WORK REQUEST: Retype the records below so that each one matches exactly.

EXTRACTED RECORDS:
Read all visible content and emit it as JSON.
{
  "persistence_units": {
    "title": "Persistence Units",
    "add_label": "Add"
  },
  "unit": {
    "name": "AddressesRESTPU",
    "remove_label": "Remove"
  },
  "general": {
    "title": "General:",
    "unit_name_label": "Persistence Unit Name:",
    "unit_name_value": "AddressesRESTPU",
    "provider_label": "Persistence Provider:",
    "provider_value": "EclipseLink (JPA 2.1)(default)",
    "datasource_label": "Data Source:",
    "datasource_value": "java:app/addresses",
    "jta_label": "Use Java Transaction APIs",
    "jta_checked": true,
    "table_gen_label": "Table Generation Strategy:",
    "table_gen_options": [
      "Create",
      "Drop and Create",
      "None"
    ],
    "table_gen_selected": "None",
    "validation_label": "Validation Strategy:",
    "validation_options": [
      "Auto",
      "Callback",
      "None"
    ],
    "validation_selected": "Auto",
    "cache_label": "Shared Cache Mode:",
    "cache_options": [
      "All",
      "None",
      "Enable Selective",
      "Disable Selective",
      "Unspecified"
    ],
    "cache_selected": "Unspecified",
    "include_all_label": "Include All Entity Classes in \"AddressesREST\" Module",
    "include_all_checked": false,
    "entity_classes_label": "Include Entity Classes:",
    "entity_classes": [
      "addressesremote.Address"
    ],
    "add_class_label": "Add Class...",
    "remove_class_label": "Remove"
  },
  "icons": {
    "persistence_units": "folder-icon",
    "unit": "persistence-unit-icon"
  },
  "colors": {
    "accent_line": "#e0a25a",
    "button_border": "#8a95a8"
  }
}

TASK OUTPUT:
Read all visible content and emit it as JSON.
{
  "persistence_units": {
    "title": "Persistence Units",
    "add_label": "Add"
  },
  "unit": {
    "name": "AddressesRESTPU",
    "remove_label": "Remove"
  },
  "general": {
    "title": "General:",
    "unit_name_label": "Persistence Unit Name:",
    "unit_name_value": "AddressesRESTPU",
    "provider_label": "Persistence Provider:",
    "provider_value": "EclipseLink (JPA 2.1)(default)",
    "datasource_label": "Data Source:",
    "datasource_value": "java:app/addresses",
    "jta_label": "Use Java Transaction APIs",
    "jta_checked": true,
    "table_gen_label": "Table Generation Strategy:",
    "table_gen_options": [
      "Create",
      "Drop and Create",
      "None"
    ],
    "table_gen_selected": "None",
    "validation_label": "Validation Strategy:",
    "validation_options": [
      "Auto",
      "Callback",
      "None"
    ],
    "validation_selected": "Auto",
    "cache_label": "Shared Cache Mode:",
    "cache_options": [
      "All",
      "None",
      "Enable Selective",
      "Disable Selective",
      "Unspecified"
    ],
    "cache_selected": "Unspecified",
    "include_all_label": "Include All Entity Classes in \"AddressesREST\" Module",
    "include_all_checked": false,
    "entity_classes_label": "Include Entity Classes:",
    "entity_classes": [
      "addressesremote.Address"
    ],
    "add_class_label": "Add Class...",
    "remove_class_label": "Remove"
  },
  "icons": {
    "persistence_units": "folder-icon",
    "unit": "persistence-unit-icon"
  },
  "colors": {
    "accent_line": "#e0a25a",
    "button_border": "#8a95a8"
  }
}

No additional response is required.